Were Farm Schemes Truly A Success In Maharashtra? A Reality Check

With agricultural incomes drying up, new generation farmers are leaving their traditional occupation for other jobs.

Many farmers said they are unable to repay loans taken from banks.


Three days ago, Chief Minister Devendra Fadnavis had made a grand claim at the launch of the BJP-Shiv Sena joint election campaign in western Maharashtra's Kolhapur district. "All central government schemes have been successfully implemented in our state," he said. "Under the leadership of Prime Minister Narendra Modi, we have given bank accounts to farmers and implemented various schemes."

Ground realities, however, may not agree with him.

Abbas Inamdar (66) is a sugarcane farmer, but his ramshackle hut has neither a gas connection nor a toilet. Worse, he suffered a loss of Rs 48,000 in the last two years due to declining sugarcane prices.

"We have money issues. There is a loan we can't repay, and the government is not helping. What can we do?" Mr Inamdar said. Recently, his two sons - both in their thirties - have taken up working as masons in a nearby village.

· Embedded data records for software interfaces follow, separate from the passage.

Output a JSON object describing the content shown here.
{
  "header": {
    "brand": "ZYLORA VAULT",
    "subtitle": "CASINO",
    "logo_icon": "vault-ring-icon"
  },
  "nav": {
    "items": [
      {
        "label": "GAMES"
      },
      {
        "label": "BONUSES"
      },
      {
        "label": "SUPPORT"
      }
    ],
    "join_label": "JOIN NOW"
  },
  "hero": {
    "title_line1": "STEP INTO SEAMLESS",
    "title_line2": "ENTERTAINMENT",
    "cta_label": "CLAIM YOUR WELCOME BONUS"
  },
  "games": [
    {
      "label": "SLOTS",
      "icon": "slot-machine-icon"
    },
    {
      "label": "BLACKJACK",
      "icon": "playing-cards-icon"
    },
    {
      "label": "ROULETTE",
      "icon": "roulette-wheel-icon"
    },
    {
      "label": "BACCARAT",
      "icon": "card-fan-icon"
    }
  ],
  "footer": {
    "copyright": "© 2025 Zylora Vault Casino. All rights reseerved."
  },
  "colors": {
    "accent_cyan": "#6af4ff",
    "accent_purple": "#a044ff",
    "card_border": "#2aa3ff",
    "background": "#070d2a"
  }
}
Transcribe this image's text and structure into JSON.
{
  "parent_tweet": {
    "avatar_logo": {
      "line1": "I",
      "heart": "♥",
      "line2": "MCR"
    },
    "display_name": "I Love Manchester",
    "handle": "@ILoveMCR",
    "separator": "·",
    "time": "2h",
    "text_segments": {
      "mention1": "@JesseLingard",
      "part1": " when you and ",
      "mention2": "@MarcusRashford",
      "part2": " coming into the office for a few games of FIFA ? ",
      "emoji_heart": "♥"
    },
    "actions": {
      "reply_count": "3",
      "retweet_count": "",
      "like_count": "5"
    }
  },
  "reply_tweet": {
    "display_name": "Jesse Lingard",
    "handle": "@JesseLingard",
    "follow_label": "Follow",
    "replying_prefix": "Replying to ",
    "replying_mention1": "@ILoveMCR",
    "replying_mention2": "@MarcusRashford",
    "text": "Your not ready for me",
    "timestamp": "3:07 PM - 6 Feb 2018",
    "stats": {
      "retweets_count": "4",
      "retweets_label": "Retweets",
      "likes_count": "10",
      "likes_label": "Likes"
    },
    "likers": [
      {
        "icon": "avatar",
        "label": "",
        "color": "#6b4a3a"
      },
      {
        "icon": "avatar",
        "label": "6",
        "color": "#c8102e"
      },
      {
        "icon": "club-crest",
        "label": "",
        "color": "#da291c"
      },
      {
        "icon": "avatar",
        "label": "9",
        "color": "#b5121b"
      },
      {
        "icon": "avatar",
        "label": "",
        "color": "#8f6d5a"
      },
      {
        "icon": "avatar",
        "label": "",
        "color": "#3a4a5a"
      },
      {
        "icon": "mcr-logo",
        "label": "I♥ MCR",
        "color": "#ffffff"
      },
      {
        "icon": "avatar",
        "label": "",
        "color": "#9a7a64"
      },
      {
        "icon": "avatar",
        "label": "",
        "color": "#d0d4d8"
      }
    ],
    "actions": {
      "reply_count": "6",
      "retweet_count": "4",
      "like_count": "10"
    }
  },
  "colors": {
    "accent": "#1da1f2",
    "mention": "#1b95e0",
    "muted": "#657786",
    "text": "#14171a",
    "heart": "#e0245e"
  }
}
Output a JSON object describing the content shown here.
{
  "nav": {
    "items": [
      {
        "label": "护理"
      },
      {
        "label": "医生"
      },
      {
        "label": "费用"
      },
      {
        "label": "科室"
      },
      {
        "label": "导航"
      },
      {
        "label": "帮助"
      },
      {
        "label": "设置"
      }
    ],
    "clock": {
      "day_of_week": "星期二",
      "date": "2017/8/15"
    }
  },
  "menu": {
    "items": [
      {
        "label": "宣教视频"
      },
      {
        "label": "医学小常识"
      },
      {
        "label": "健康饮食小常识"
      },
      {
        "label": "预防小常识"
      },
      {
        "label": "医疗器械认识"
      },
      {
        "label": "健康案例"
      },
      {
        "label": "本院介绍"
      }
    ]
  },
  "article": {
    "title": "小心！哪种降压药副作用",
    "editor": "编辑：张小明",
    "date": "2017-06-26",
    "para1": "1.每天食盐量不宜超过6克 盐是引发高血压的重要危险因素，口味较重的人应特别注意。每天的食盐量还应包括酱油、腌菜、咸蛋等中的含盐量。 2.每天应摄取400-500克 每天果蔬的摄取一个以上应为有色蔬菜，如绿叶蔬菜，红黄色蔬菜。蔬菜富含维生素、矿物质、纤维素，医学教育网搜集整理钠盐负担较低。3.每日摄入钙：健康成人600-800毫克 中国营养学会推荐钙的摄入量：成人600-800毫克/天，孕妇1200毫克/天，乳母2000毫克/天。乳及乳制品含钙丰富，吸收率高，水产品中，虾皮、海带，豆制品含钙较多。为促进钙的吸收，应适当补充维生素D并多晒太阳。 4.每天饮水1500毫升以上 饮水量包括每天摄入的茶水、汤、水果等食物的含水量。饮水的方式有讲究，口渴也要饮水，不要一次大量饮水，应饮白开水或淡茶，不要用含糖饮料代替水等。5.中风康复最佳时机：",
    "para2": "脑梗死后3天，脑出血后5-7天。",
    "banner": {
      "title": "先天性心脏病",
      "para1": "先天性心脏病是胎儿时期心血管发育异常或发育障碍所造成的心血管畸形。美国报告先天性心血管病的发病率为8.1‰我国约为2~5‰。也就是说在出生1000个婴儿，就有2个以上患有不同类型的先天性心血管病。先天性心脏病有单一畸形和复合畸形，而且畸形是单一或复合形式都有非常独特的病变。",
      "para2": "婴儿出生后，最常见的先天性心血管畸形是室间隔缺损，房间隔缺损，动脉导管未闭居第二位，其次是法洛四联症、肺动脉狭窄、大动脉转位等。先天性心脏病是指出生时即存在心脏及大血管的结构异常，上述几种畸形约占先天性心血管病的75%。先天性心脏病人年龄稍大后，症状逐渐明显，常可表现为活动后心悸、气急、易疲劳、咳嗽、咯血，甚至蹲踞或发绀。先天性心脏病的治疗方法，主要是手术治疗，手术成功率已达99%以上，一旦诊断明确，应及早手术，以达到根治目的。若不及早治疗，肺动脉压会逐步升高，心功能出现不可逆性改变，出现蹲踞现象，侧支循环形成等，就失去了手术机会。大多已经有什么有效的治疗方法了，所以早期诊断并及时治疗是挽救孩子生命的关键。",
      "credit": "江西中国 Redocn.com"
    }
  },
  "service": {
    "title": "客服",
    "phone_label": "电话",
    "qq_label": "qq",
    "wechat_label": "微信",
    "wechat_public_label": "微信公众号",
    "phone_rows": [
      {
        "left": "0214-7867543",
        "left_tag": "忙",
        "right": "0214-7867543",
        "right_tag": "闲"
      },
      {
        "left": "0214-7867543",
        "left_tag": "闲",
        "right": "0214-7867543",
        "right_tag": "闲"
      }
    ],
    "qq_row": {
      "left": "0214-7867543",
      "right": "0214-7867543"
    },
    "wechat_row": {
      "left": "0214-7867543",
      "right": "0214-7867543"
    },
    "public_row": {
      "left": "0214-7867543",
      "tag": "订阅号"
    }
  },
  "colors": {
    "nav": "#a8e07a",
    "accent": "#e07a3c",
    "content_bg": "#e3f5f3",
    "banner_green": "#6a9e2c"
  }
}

Ahmad Buran, a sugarcane farmer who lives in a two-room house with nine family members nearby, is nowhere close to repaying his Rs 4-lakh loan. He has stopped sending his sons to college in order to save Rs 35,000 in fees, and now he is worried about getting them married off.

"How can their weddings happen when we don't even have a proper place to stay? Who would want to give their daughters to them? They have no money, no education, no jobs," Mr Buran told NDTV.

With agricultural incomes drying up, new generation farmers are leaving their traditional occupation for other jobs - low paying as they may be. Take Amit Dhavale, for instance, who works at a construction site for Rs 300 a day despite holding a diploma in engineering. "We don't earn as much money even after toiling hard in the farms... we can't even provide good education to kids or manage livelihood... inflation has gone up as well," he lamented.

Sugarcane farmers, for their part, claim that they are still not receiving the "fair and remunerative" prices fixed for their crop by the government. "We are still facing problems with sugarcane mills. Farmers are protesting but the government is silent," said Raju Shetti, a farmer leader who left the National Democratic Alliance to join the Congress-Nationalist Congress Party coalition in 2017.

The Shiv Sena and the BJP confirmed their alliance on February 18, after years of bickering with each other. The two parties will be facing off against the Congress-NCP alliance in the Lok Sabha elections, to be held in seven phases between April 11 and May 19. The results will be declared on May 23.